Final data gathered from 832 U.S. colleges and universities for the 2014 NACUBO-Commonfund Study of Endowments (NCSE) show that these institutions’ endowments returned an average of 15.5% (net of fees) for the 2014 fiscal year (July 1, 2013 to June 30, 2014).
This is up from 11.7% for the 2013 fiscal year. The 832 institutions participating in this year’s study represented $516 billion in endowment assets.
Domestic equities generated the highest return in FY2014, at 22.8%, followed by international equities, at 19.2%. Alternative strategies returned 12.7%, fixed income returned 5.1% and short-term securities/cash/other returned 1.9%. Returns for all five asset classes were higher in FY2014 than they were in the previous fiscal year.
Asset allocation among participating endowments was little changed over the course of the fiscal year. Participating endowments reported the following asset allocation in FY2014:
- Domestic equities – 16%;
- Fixed income – 10%;
- International equities – 18%;
- Alternative strategies – 53%; and
- Short-term securities/cash/other – 3%.
When viewed across the size cohorts, study data show significant differences in asset allocation.
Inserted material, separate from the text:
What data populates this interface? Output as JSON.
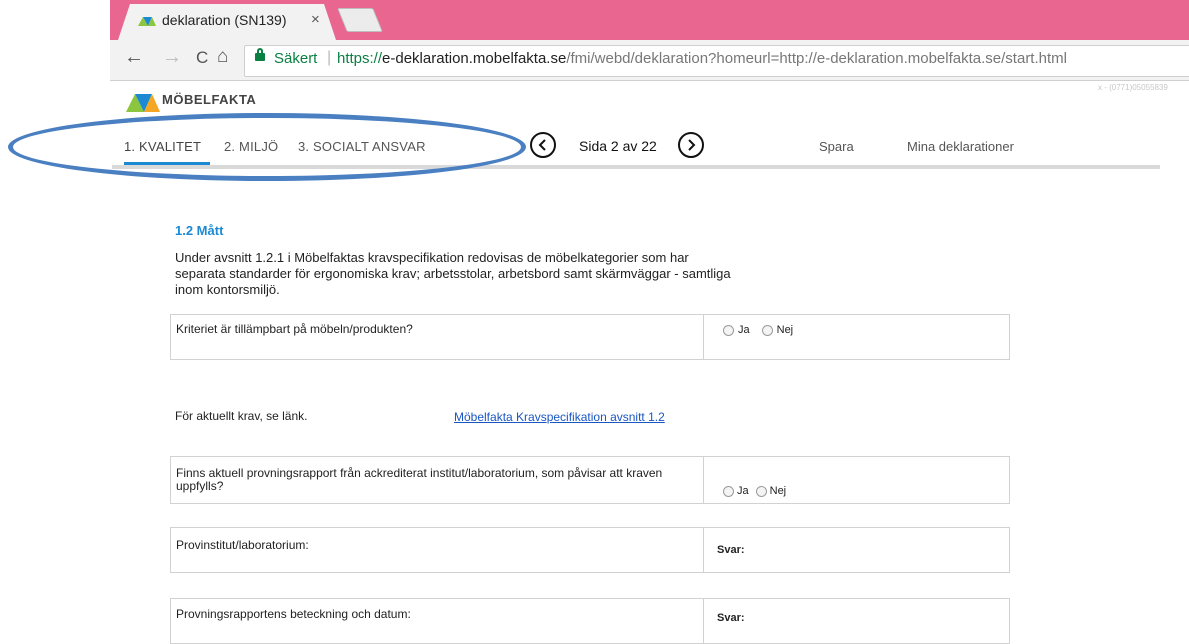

For example, while institutions with assets greater than $1 billion allocated 13% of their portfolios to domestic equities and 8% to fixed income, institutions with assets less than $25 million allocated 43% and 26% to these asset classes, respectively. The largest endowments allocated 57% of their portfolios to alternative strategies, while at the other end of the size spectrum the smallest endowments allocated only 10%.
Fourteen percent of NCSE participants reported they seek to include in their portfolios investments that rank high on environmental, social and governance (ESG) criteria. Twenty-five percent said they exclude or screen out investments that are inconsistent with the institution’s mission, while 15% said they allocate a portion of the endowment to investments that further the institution’s mission. Just 6% of institutions indicated their board had voted to exclude responsible investing considerations, while 75% said their board had not taken similar action. Seven percent reported they were considering changing their investment policy to include ESG integration, while 69% said they were not doing so.
Additional materials in support of the NCSE are available on the NACUBO website.